In a story that appeared Thursday evening on WTOL's Web site, Jerry Anderson praised his longtime co-anchor as "the epitome of professional journalism who also just happens to be a warm, caring, generous-to-a-fault person.
"For nearly 20 years, Chrys has gone anywhere and done anything for a great story or a good cause. Now she is doing something for the best cause of all — family," he wrote.
"As parents, we know the clock is ticking. Chrys is especially feeling that right now. Riley sings, acts, plays sports, and excels in the classroom. Chrys needs to be there for that, and now she will be."
Peterson graduated Magna Cum Laude from James Madison University in Harrisonburg, Va., with a Bachelor of Arts degree in Communications.

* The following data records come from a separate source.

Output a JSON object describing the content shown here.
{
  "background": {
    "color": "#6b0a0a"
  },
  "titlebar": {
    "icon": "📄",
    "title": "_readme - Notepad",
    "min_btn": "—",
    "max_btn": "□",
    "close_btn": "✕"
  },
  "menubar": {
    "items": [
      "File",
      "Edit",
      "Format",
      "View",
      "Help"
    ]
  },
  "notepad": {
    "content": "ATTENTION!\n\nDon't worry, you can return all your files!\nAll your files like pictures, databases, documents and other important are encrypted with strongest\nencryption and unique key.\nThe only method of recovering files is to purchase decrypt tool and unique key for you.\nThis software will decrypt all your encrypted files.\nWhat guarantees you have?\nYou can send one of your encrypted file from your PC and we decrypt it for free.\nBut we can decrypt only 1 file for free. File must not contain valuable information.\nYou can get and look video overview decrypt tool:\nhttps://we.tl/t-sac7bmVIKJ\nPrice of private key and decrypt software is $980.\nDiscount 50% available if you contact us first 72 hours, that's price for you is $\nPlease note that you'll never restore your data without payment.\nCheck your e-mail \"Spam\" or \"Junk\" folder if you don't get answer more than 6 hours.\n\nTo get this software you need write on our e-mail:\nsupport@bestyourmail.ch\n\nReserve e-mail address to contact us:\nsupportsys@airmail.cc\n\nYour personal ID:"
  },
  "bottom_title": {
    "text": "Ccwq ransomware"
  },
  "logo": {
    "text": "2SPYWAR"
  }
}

Her first professional broadcast journalism job was anchoring the 6 and 11 p.m. newscasts at WHSV-TV, the ABC affiliate in Harrisonburg, followed by anchoring the morning and noon newscasts at WNEP-TV, the ABC affiliate in Wilkes Barre/Scranton, Pa.
In 1994 she joined WTOL, the same year as Anderson and Robert Shiels, now Channel 11’s chief meteorologist. The trio, along with Sports Director Dan Cummins, who joined the station in 1980, have been the CBS affiliate's evening news team for a decade. Their 5 p.m. weeknight broadcast was awarded an Emmy in 2012 for Best Newscast.
Peterson has also received Emmy Awards for reporting, including for her 2011 story "Behind the Badge," documenting the stress police officers endure on and off the job, as well as Community Service for her breast cancer awareness campaign. She has received three Edward R. Murrow awards for journalism, and awards from the Associated Press, including the 2011 Best Enterprise Reporting award.
But when asked what she’s most proud of during her career, Peterson referred to her 17-year segment, “Home for Keeps,” that aired during the 5 p.m. newscast, in which she featured a child or sibling group waiting to be adopted, as well as her work with Northwest Ohio Komen Race for the Cure for Breast Cancer. She has served as honorary chairperson since 1995 and helped to grow from 600 to 18,000 participants.
“The Race for the Cure has just been phenomenal to see that growth and to be on the ground floor," she said, "and all the dollars raised and the awareness we helped create.”
Peterson said she has no regrets about leaving broadcast journalism, though she acknowledges she’s going to miss the reporting and her coworkers. Meanwhile, she’s not sure what she'll do next. In 2012, Peterson completed her Master's of Organizational Leadership degree at Lourdes College. “Maybe I can put that to good use,” she said.
What she is certain of, though, is that she and her family are not leaving Toledo anytime soon. Local viewers will still be able to see Peterson — it will just be in area grocery stores and restaurants, and at her daughter’s events rather than delivering the nightly news on WTOL. “Just not on a regular basis, at least,” she said.
Contact Kirk Baird at firstname.lastname@example.org or 419-724-6734.